Scan the records for "EmployeeID" and copy each line that contains it.

[Records contained in a dataset]
════════════════

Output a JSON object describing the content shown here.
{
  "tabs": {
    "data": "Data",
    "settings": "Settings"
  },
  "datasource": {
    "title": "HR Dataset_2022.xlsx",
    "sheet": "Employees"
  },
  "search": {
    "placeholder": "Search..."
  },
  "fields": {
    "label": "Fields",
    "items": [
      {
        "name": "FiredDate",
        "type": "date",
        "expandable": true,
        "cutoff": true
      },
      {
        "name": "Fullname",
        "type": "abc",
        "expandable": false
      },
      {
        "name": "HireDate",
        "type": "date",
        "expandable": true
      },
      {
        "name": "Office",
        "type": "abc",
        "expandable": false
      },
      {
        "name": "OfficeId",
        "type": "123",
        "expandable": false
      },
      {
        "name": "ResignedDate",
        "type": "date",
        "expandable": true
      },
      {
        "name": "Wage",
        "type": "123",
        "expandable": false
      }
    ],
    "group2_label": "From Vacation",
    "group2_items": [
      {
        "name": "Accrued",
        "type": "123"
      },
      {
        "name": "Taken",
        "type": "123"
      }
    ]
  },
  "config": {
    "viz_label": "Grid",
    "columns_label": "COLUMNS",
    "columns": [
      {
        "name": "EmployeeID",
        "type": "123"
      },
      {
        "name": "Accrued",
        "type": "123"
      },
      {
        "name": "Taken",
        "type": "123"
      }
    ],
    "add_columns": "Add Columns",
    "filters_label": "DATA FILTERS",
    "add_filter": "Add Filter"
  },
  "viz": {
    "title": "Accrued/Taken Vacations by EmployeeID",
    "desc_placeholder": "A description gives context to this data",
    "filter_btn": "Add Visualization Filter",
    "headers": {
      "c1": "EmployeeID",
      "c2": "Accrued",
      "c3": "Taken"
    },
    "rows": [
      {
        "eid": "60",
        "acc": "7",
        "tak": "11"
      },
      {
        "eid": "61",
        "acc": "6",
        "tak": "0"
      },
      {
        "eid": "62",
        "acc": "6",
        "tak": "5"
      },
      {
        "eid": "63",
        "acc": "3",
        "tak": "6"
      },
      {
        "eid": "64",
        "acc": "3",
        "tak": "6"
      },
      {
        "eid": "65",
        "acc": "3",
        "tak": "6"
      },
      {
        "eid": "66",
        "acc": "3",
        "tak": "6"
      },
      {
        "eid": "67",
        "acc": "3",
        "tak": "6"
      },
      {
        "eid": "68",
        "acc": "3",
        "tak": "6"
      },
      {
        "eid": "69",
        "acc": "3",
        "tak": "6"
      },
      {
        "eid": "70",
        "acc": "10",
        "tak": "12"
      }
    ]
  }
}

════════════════

### Exercise solution
        "name": "EmployeeID",
    "title": "Accrued/Taken Vacations by EmployeeID",
      "c1": "EmployeeID",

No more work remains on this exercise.